Neither U.S. Marshals Service Acting Director David Harlow nor interim ATF head Thomas Brandon will be submitted by the White House for Senate confirmation to lead their respective agencies, the Justice Department indicated, potentially frustrating lawmakers seeking to exercise their role as overseers of the executive branch.
Harlow, who became acting director of the U.S. Marshals in July, will have his title officially expire on Feb. 20. From that point through the end of President Obama’s time in office, he will continue to lead the agency as its deputy director.
Brandon, meanwhile, took the helm of the ATF in April, after serving as deputy director since 2011. His role as acting director expired in October, but the White House has no plans to nominate a replacement, the Justice Department said, leaving him as the top-ranking agency official.
The administration's decision not to submit either of their names for Senate confirmation appears to be recognition of the tough political winds facing leaders of the two law enforcement agencies, especially as scrutiny ramps up in the months ahead of next year's presidential election.
Both Harlow and Brandon have decades of experience within their agencies, and have slowly risen through the ranks.
Together, they “have demonstrated themselves to be outstanding public servants and extraordinary partners in the work of building a stronger, safer nation,” Attorney General Loretta Lynch said in a statement announcing the decision not to seek Senate-confirmed replacements.
Both men began leading their respective agencies earlier this year, following separate controversies that helped push their predecessors out of office.
Former U.S. Marshals Service Director Stacia Hylton announced her resignation in June, following heightened scrutiny over her agency’s use of secret cellphone-tracking technology and suspected misconduct in hiring and use of funds.
Senate Judiciary Committee Chairman Chuck Grassley (R-Iowa) had launched an investigation into the agency’s possible abuse, which has continued after Hylton’s decision to step down.
At the ATF, former Director B. Todd Jones was the agency’s first ever leader to receive Senate confirmation.

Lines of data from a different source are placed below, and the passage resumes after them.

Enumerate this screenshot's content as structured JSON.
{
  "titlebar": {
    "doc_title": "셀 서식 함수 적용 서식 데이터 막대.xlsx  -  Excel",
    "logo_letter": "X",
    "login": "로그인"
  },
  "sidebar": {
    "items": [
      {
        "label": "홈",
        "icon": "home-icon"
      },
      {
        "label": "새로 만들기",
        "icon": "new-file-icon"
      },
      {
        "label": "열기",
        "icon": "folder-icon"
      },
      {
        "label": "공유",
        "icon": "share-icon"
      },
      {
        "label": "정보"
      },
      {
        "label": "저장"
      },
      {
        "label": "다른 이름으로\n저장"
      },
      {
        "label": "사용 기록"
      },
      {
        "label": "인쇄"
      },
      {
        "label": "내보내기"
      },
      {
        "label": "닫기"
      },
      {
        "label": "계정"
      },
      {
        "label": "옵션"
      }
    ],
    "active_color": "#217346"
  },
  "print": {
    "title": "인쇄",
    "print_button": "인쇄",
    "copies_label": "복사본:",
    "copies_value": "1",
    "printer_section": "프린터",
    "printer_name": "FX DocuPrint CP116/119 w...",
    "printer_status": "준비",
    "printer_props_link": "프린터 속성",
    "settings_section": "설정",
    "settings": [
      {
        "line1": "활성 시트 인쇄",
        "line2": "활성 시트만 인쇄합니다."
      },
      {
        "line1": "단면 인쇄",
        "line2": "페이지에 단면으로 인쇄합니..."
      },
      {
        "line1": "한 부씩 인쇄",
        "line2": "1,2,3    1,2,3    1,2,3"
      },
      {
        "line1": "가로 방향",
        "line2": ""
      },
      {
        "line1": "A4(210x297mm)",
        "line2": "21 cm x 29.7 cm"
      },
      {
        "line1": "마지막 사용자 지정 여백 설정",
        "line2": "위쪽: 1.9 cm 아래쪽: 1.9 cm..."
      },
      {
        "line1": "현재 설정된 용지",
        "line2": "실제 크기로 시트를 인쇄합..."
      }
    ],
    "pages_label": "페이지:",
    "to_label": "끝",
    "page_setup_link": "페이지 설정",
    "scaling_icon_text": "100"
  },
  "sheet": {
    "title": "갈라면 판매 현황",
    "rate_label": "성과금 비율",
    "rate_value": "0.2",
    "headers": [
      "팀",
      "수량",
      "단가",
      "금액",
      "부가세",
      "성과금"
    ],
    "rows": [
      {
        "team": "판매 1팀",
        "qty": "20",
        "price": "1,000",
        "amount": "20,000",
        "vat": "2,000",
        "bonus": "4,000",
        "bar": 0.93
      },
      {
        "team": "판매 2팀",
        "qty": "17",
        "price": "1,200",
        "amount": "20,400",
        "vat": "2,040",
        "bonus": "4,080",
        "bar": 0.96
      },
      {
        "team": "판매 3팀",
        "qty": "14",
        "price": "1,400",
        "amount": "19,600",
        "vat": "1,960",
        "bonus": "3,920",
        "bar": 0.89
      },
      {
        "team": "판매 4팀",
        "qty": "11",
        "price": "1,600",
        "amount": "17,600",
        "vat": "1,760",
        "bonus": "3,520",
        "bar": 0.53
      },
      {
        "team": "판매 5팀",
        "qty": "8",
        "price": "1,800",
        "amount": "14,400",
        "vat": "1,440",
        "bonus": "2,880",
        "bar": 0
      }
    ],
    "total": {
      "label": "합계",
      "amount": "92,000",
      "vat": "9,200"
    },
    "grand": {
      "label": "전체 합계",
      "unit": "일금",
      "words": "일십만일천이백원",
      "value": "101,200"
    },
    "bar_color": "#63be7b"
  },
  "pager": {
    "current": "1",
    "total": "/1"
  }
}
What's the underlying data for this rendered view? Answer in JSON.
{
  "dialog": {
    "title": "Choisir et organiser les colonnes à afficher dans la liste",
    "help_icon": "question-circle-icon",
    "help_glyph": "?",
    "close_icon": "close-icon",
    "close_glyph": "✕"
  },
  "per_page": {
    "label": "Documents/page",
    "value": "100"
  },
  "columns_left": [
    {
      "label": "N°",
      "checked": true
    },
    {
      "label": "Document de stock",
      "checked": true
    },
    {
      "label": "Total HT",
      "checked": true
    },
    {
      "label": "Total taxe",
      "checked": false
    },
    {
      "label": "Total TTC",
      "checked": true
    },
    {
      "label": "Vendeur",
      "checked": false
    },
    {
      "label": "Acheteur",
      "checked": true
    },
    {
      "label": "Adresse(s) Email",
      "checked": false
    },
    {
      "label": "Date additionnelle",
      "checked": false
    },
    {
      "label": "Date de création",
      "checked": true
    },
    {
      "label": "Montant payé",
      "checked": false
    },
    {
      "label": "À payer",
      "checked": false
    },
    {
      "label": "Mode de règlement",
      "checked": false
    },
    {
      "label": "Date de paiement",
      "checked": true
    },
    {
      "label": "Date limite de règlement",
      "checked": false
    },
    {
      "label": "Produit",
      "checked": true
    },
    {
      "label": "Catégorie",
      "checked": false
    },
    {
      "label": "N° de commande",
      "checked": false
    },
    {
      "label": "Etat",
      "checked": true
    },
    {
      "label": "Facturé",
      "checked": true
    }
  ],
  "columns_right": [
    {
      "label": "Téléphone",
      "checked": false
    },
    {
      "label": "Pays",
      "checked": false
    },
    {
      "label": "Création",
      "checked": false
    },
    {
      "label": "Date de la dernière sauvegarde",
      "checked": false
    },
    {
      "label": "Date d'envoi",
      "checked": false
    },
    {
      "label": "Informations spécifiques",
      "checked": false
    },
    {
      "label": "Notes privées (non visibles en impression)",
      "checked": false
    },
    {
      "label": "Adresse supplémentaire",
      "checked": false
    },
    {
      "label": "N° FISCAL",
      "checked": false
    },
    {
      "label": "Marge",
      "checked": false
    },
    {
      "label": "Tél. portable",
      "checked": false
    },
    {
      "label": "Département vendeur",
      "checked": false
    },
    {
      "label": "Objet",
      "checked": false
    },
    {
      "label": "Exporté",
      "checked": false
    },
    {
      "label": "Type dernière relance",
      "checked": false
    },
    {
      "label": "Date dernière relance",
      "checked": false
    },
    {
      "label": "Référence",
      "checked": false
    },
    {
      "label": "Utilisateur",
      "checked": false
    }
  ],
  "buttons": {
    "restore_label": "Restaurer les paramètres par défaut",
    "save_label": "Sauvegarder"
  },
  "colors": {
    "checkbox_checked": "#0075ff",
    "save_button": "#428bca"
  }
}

However, he stepped down in March, following criticism about the ATF’s proposal to ban certain types of armor-piecing bullets used in some assault rifles. The ATF dropped that plan shortly before Jones announced his resignation.